Her Majesty’s Inspector of Fire & Rescue Services
Dave Russel, Chief Fire Officer
Greater Manchester Fire and Rescue Service
25 July 2022
In June and July 2021, we inspected Greater Manchester Fire and Rescue Service (FRS). We identified the following cause of concern during our inspection, which we issued in September 2021:
Cause of concern
Greater Manchester FRS should have its own marauding terrorist attack (MTA) response that is resilient, timely and cost effective.
The service should ensure it is properly prepared as part of a multi-agency response to terrorist incidents. This includes the provision of a timely response to ensure public safety. Response procedures must be understood by all staff and properly exercised and tested. This should not come at the cost of wider fire cover for the public.
As a result, we made the following recommendation:
By the end of October 2021, the service should have a sustainable plan to maintain its response to MTA incidents. This should include meaningful training and exercising for all staff who would be expected to respond to an MTA incident.
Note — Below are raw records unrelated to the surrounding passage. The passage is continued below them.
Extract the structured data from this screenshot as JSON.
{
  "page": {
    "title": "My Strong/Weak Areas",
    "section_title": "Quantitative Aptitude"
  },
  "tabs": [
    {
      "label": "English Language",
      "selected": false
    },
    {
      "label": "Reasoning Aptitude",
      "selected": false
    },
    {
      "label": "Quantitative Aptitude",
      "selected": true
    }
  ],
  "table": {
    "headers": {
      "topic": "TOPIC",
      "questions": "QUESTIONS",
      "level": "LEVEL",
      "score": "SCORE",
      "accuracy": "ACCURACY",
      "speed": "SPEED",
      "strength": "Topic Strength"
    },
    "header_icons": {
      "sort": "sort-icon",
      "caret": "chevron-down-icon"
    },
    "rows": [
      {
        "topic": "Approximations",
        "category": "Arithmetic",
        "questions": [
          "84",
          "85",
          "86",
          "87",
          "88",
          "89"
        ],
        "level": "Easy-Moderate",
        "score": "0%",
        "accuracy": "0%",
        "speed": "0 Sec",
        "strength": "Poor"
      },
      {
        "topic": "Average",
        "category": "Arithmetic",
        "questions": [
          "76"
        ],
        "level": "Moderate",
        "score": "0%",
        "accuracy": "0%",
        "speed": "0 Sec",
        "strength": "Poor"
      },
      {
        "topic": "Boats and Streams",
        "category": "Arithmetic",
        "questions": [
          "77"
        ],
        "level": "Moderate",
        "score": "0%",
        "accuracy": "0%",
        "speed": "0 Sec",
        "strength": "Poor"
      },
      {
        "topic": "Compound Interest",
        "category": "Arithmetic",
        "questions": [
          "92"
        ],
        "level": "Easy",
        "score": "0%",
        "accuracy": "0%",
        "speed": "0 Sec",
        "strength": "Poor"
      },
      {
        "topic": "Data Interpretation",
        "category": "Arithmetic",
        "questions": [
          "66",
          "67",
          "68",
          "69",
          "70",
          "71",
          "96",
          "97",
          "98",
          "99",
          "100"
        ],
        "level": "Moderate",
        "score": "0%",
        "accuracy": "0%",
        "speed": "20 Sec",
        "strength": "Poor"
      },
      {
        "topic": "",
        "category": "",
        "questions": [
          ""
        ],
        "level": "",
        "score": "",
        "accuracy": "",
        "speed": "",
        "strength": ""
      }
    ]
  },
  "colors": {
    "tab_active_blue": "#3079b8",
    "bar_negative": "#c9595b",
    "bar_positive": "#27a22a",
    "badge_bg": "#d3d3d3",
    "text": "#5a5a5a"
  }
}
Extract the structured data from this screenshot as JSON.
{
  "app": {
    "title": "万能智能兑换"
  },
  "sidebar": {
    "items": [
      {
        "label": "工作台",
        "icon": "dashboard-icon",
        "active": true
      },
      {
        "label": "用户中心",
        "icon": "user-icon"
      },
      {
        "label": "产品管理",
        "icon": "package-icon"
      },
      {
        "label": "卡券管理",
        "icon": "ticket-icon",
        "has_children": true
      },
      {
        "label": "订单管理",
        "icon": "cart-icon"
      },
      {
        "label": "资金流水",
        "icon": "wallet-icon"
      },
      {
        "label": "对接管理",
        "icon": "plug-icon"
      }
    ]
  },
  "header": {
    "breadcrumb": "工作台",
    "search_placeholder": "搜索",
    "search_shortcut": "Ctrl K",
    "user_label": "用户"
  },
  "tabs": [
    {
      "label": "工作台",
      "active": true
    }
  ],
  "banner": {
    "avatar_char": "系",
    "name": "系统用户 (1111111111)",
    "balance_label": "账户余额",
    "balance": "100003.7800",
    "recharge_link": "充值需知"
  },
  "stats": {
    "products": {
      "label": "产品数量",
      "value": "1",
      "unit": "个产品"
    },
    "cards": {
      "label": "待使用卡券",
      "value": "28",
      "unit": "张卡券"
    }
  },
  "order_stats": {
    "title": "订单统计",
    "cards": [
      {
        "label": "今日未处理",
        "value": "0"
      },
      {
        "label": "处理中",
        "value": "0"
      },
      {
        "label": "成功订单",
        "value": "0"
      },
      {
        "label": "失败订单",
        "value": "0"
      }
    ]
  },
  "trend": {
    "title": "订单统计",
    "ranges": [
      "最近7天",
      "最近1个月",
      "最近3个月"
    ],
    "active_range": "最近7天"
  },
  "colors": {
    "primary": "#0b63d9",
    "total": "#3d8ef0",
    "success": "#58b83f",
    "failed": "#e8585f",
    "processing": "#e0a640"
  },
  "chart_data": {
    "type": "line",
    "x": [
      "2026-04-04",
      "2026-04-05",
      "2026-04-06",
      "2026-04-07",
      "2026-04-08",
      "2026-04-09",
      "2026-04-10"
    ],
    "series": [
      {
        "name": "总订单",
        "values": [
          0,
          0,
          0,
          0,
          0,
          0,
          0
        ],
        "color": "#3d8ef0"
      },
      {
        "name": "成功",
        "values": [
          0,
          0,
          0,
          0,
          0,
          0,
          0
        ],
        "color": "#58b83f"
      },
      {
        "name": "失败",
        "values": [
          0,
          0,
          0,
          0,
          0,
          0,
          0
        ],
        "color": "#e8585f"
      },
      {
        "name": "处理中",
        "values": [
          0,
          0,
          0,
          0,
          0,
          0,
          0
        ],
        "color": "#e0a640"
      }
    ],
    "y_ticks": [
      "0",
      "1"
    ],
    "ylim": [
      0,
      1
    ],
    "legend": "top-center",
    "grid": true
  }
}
On 1 November 2021, you provided us with a comprehensive business case detailing how the service intended to improve the capacity and capability of its response to terrorist incidents, as well as how much it would cost. You described how all operational staff in the service would be trained, equipped and supported to carry out agreed MTA activity in accordance with the MTA joint operating principles.
In our letter of 14 December 2021, we said we were aware of the business case and that it was awaiting political approval and collective agreement. We also acknowledged that on 11 November 2021 you had sent us a detailed action plan for implementing the MTA specialist response capability and its associated governance arrangements.
We noted that you had continued to maintain the capability of the service’s MTA specialist response capability by working with the Fire Brigades Union. While we still had concerns over how resilient the MTA specialist response capability would be, it was clear that the service had shown a strong commitment and willingness to address the cause of concern.
We also said that, until the business case had been approved and we had reviewed the governance arrangements and implementation plan, we couldn’t determine how effectively these plans would provide for a resilient, fast and cost-effective MTA response. We said we would continue to monitor the progress made by the service and that we would revisit it in spring 2022 to make sure the cause of concern had been addressed.
As mentioned above, on 11 November 2021 we received the service’s action plan for addressing the cause of concern. The plan includes details about the cause of concern, the actions being taken to resolve it, deadlines for these actions to be completed by and who would be responsible for each action.
Progress made against the cause of concern
In April 2022, the service has signed a collective agreement with the Fire Brigades Union to provide a specialist MTA response capability. We were pleased to see the service had reviewed its policy and standard operating procedures for MTA capability and that it had made sure that all operational staff were aware of them.
The service has also developed a training programme that will be introduced to all operational members of staff. This training programme includes a number of exercises that will be carried out by both the police and ambulance services.
We have been in contact with the service since issuing the cause of concern. On 18 May 2022, we revisited the service and gave you our initial findings. This letter provides an update in that respect.